» Problem details:
Read through the listing, and wherever a line holds the word "created", return it.

» Extracted data:
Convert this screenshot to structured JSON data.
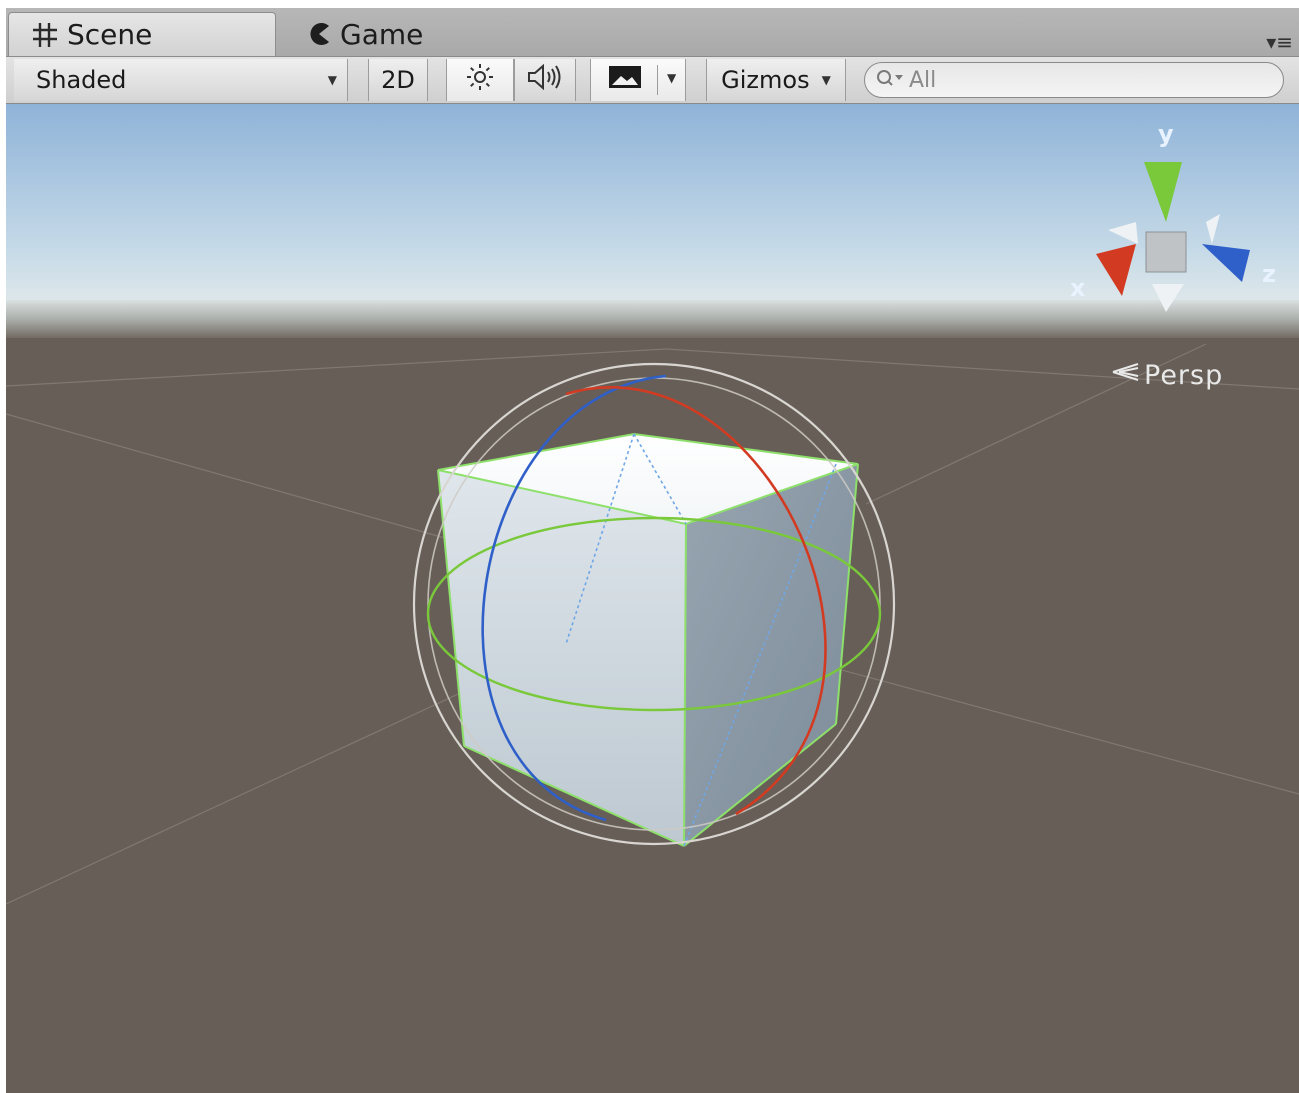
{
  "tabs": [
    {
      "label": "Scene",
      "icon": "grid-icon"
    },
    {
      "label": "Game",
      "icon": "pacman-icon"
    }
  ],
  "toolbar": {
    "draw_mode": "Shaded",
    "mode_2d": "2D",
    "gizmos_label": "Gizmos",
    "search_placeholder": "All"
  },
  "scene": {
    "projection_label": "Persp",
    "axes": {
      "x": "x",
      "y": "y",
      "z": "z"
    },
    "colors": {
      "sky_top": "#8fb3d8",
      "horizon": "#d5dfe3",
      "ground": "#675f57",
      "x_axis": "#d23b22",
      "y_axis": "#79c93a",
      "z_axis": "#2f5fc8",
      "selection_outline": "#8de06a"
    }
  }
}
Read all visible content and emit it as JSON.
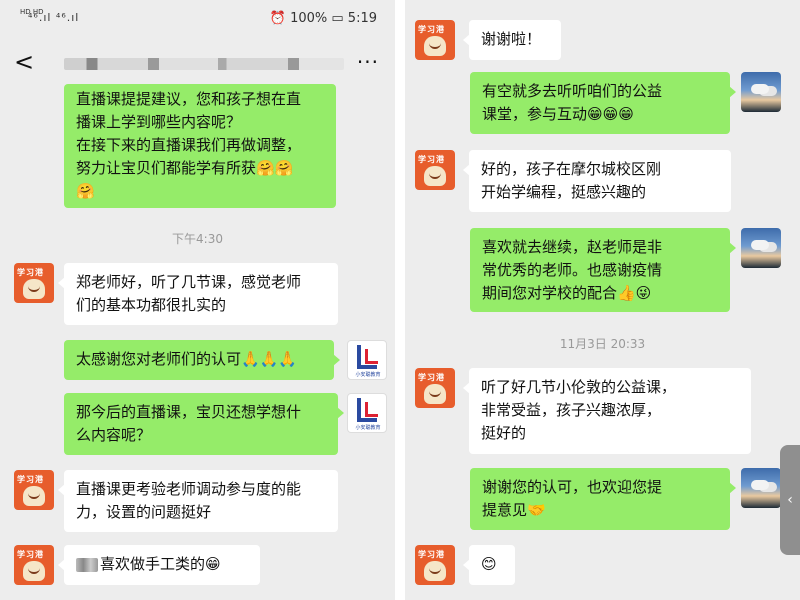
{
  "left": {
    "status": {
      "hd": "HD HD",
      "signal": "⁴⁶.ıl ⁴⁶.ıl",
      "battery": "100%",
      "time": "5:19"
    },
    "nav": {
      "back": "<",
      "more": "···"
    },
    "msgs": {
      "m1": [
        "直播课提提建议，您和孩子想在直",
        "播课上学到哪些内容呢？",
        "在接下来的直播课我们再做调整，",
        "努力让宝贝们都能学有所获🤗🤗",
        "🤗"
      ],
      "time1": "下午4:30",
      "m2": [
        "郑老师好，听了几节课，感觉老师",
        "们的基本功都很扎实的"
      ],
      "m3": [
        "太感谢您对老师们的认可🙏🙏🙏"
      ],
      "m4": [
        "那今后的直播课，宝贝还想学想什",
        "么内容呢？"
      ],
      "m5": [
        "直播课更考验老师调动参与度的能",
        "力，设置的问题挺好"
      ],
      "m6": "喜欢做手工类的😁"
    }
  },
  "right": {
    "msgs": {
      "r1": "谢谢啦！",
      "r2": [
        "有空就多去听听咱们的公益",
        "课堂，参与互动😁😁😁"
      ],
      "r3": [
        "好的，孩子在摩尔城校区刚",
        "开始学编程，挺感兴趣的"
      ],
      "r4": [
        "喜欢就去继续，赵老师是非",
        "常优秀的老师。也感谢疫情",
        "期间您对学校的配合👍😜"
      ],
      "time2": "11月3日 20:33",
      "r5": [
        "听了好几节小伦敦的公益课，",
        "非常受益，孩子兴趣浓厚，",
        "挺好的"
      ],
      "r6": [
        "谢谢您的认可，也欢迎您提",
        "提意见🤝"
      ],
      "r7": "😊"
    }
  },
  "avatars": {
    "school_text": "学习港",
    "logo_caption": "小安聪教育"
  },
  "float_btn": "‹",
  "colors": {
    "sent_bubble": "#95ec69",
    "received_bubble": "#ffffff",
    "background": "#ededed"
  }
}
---
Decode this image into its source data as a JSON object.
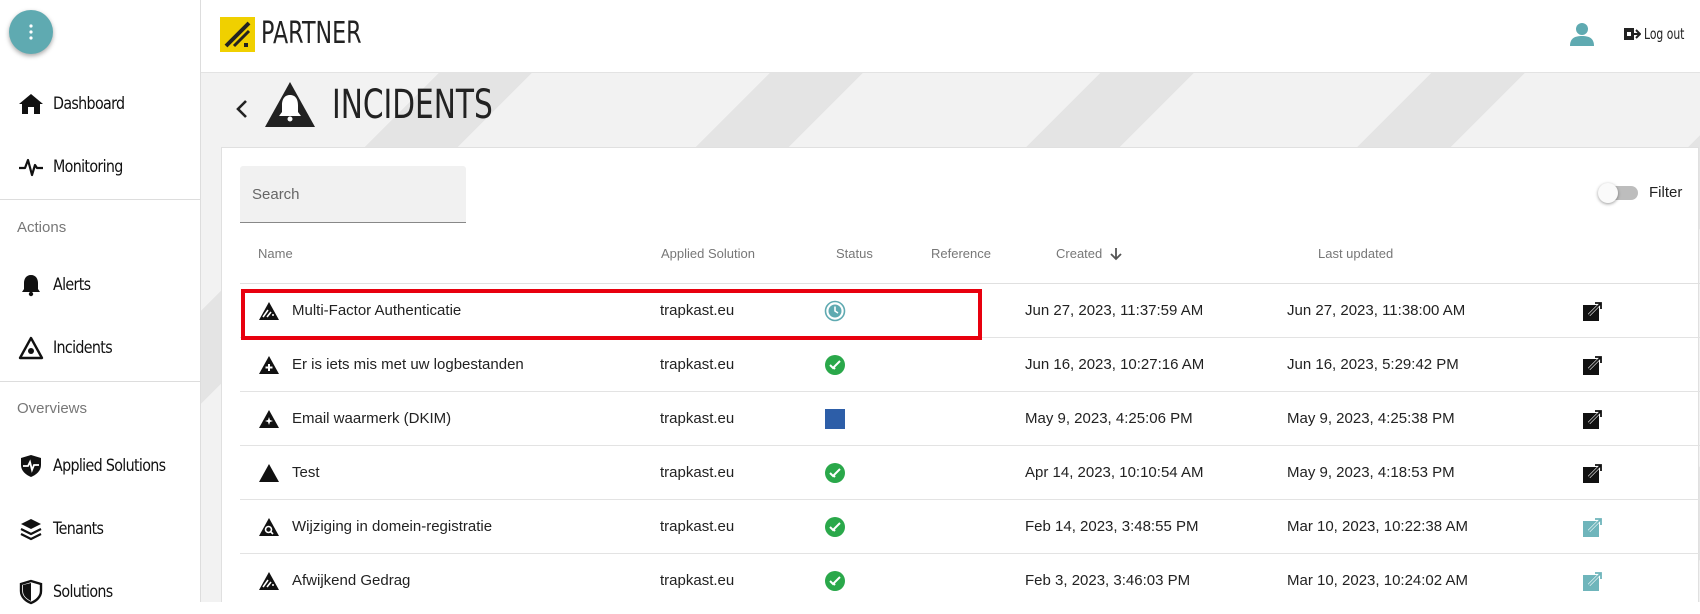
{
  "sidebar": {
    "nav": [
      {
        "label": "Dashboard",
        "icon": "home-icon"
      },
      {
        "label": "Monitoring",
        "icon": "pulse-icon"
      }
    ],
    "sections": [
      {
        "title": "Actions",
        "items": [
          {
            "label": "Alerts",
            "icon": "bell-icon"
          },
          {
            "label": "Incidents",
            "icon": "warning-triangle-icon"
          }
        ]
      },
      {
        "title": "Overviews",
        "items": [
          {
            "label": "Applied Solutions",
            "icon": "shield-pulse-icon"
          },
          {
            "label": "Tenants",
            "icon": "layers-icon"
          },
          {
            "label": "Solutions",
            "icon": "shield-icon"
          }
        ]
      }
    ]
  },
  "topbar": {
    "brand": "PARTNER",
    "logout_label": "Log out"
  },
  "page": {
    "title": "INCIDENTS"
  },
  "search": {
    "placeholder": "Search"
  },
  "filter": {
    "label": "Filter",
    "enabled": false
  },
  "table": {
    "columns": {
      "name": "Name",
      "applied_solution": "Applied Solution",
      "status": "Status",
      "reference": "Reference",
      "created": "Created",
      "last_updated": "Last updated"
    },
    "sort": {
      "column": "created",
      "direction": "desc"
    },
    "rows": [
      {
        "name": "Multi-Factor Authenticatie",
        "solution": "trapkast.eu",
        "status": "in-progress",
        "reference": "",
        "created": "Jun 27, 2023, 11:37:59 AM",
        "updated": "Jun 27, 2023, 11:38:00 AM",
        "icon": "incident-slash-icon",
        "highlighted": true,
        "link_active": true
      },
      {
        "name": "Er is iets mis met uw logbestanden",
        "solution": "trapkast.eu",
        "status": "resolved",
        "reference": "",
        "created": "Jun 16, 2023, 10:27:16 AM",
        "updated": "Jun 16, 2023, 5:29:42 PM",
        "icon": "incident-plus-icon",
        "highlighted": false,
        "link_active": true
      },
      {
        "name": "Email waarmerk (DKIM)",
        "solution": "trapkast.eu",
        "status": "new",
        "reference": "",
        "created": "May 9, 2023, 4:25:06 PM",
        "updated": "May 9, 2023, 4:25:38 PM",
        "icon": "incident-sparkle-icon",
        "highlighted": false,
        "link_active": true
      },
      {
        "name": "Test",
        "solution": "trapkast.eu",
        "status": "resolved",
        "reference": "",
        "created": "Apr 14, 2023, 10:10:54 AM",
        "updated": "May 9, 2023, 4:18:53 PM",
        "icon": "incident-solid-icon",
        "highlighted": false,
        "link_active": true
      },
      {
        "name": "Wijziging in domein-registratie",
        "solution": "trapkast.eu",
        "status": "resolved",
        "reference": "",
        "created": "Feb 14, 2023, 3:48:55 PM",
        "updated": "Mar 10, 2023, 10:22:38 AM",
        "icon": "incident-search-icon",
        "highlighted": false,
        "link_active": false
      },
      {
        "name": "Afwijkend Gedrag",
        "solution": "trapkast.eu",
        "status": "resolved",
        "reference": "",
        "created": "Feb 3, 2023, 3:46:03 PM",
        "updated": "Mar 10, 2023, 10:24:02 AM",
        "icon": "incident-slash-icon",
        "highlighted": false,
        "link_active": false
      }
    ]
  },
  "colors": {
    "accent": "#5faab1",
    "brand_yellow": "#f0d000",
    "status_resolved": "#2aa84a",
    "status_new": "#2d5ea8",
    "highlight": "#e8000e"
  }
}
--
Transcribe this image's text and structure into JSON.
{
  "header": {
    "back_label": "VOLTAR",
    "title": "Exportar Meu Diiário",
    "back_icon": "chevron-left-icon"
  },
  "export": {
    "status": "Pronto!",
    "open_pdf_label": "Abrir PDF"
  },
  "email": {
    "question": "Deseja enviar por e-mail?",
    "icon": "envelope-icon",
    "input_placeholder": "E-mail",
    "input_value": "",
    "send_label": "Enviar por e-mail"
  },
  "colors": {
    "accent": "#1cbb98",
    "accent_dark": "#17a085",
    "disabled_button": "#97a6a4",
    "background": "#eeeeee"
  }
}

» Answer box:
      "created": "Created",
      "column": "created",
        "created": "Jun 27, 2023, 11:37:59 AM",
        "created": "Jun 16, 2023, 10:27:16 AM",
        "created": "May 9, 2023, 4:25:06 PM",
        "created": "Apr 14, 2023, 10:10:54 AM",
        "created": "Feb 14, 2023, 3:48:55 PM",
        "created": "Feb 3, 2023, 3:46:03 PM",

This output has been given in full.